Scan the material below for "faces", then return each line that contains it.
■ ■ ■ ■ ■ ■ ■
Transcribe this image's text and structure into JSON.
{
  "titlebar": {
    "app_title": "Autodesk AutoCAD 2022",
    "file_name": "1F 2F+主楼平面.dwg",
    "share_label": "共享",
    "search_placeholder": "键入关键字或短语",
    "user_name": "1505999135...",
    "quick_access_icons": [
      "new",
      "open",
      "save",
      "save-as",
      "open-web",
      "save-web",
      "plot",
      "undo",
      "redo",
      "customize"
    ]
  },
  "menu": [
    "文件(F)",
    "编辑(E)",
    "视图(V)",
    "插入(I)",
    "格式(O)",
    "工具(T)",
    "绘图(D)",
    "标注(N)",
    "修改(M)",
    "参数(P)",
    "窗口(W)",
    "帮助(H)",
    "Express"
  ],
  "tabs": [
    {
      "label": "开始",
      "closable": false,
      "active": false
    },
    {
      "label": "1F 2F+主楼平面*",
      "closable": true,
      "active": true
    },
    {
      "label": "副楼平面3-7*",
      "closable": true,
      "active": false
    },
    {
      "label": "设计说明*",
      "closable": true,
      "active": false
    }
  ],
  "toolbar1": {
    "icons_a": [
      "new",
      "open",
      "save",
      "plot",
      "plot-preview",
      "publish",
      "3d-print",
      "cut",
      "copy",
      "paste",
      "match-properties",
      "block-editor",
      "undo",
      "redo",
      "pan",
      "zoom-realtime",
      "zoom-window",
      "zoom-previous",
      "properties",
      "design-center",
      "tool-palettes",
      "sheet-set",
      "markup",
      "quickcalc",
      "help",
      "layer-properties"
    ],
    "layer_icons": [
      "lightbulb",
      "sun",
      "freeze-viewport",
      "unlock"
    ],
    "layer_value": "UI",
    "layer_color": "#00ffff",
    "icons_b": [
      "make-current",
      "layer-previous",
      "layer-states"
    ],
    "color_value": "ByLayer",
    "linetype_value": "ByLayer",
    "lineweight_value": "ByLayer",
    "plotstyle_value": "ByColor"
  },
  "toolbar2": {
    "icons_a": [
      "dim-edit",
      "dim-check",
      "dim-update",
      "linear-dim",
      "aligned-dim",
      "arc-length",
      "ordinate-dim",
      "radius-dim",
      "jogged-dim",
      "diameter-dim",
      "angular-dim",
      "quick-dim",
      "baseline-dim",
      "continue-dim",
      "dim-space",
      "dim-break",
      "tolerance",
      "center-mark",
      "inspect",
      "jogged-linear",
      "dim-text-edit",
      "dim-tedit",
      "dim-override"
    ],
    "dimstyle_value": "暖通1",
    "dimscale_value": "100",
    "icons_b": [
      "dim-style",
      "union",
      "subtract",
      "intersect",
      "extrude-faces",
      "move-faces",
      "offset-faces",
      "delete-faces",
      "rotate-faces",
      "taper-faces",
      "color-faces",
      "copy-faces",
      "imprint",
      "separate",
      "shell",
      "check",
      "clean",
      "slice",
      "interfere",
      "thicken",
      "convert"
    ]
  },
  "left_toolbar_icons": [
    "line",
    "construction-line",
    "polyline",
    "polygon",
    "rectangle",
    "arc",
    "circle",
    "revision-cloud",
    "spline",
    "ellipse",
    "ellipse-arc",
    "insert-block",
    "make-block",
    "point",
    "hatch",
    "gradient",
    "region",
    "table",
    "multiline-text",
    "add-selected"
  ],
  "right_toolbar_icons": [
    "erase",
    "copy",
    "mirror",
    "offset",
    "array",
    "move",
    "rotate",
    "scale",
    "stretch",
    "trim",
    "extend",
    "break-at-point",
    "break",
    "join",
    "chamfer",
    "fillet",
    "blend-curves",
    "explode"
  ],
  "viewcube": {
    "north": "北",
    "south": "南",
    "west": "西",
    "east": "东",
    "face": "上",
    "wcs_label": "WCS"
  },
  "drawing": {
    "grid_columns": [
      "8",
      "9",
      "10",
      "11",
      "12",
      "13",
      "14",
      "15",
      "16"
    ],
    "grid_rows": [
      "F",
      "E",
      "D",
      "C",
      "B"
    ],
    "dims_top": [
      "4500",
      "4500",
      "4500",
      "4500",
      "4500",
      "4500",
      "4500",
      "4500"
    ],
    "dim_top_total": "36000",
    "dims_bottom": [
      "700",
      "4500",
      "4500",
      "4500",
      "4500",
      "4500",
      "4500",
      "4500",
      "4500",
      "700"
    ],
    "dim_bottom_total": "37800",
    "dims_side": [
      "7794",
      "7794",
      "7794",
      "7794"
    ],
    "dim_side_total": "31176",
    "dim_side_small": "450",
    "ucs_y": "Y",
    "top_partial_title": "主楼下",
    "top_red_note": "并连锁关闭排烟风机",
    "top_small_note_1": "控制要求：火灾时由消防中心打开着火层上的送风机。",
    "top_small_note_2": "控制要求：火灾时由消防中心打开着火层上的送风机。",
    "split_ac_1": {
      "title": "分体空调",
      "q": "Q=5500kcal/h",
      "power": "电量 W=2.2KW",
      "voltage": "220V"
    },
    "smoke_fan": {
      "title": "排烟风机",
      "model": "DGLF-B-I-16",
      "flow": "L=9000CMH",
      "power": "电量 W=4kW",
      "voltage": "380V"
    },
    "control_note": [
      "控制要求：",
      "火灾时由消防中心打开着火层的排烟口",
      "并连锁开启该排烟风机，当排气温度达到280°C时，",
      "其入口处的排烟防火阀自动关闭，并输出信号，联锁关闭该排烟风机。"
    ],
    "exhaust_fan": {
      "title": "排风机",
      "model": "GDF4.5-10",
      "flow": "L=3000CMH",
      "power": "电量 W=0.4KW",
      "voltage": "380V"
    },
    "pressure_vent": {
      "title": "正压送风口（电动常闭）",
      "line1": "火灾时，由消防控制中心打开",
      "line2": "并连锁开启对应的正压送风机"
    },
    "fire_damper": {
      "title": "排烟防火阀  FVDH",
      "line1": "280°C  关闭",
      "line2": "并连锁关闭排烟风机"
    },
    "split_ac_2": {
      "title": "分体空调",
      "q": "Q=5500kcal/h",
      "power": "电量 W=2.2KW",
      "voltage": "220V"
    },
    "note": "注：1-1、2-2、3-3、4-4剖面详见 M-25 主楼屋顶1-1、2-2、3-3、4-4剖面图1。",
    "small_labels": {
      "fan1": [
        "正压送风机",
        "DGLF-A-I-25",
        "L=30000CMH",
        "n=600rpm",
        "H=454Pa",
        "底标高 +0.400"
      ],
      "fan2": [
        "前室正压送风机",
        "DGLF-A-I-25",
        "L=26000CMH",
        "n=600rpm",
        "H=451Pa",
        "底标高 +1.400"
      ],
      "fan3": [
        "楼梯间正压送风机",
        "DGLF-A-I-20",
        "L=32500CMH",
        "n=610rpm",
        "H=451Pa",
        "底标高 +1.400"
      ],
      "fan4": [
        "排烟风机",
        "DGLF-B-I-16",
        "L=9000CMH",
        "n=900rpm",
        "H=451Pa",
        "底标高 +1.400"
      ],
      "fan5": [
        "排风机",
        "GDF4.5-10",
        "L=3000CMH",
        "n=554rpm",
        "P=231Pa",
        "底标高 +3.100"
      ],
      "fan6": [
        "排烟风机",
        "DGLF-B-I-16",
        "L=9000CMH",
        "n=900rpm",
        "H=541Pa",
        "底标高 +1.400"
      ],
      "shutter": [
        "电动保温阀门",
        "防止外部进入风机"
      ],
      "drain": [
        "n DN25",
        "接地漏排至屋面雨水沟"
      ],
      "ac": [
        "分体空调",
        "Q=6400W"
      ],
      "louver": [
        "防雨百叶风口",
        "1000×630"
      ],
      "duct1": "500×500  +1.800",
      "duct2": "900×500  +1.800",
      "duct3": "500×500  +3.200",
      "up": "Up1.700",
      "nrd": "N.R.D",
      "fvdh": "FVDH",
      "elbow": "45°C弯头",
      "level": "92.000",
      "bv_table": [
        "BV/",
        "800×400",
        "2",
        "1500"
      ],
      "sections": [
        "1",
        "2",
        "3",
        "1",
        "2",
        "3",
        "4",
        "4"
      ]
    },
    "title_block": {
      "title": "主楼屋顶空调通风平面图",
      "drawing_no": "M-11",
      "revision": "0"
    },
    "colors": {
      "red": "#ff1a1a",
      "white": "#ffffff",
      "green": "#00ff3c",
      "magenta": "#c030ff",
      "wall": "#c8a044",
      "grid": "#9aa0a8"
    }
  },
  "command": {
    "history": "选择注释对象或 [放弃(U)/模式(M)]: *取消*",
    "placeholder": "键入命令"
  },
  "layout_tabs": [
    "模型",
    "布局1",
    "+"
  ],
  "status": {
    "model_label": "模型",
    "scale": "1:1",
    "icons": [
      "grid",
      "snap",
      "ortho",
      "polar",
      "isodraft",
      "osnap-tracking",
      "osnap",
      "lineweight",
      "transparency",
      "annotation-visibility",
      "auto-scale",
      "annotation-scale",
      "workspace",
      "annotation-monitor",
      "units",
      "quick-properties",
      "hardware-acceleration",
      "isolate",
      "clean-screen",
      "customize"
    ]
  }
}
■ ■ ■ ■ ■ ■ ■
## The completed task
      "extrude-faces",
      "move-faces",
      "offset-faces",
      "delete-faces",
      "rotate-faces",
      "taper-faces",
      "color-faces",
      "copy-faces",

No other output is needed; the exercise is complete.